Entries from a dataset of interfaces
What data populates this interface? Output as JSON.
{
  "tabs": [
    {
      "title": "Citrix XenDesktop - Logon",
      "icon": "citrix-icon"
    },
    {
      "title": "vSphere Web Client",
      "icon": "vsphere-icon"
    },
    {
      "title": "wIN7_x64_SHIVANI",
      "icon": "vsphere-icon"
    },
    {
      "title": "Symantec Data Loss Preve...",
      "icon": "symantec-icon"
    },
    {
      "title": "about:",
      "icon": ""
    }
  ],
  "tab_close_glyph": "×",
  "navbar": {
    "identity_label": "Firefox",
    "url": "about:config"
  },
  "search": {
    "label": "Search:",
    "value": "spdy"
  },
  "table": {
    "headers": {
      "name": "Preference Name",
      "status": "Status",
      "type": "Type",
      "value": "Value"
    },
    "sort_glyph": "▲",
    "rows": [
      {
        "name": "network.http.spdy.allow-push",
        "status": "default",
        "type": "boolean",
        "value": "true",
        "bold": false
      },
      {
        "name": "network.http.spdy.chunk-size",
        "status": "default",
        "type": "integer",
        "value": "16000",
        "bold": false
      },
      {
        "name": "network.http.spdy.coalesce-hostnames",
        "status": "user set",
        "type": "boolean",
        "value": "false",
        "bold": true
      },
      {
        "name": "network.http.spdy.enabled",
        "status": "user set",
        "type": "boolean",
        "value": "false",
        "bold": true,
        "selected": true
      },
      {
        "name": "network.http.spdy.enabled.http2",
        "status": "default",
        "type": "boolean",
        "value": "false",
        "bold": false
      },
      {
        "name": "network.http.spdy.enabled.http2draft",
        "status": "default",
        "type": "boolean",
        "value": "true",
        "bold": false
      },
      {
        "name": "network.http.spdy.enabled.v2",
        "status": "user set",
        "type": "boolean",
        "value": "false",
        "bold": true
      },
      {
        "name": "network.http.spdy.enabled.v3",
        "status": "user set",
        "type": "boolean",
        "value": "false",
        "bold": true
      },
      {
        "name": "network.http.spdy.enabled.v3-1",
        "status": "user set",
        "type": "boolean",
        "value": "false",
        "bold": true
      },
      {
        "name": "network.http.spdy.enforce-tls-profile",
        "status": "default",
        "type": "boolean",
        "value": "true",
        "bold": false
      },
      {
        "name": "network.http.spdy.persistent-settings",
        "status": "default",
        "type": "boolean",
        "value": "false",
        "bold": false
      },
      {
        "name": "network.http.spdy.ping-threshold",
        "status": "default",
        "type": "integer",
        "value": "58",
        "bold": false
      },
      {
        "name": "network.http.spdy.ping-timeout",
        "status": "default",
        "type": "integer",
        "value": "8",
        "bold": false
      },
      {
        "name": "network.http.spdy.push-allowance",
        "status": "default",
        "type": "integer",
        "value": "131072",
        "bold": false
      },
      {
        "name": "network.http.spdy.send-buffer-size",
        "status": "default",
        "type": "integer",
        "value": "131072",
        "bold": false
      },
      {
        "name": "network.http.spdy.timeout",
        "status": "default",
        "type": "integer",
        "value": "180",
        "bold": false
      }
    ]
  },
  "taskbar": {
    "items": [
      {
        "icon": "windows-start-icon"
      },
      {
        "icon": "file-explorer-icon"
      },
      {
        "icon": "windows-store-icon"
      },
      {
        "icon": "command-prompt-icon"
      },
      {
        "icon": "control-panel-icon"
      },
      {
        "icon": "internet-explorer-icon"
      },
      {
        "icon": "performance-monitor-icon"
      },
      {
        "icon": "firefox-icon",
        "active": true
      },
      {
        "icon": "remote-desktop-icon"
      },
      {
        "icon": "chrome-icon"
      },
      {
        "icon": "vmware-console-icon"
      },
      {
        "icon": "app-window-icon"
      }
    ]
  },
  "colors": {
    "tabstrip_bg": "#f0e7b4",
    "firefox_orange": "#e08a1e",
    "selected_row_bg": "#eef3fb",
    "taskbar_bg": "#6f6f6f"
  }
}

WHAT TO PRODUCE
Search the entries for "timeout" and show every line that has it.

TASK OUTPUT
        "name": "network.http.spdy.ping-timeout",
        "name": "network.http.spdy.timeout",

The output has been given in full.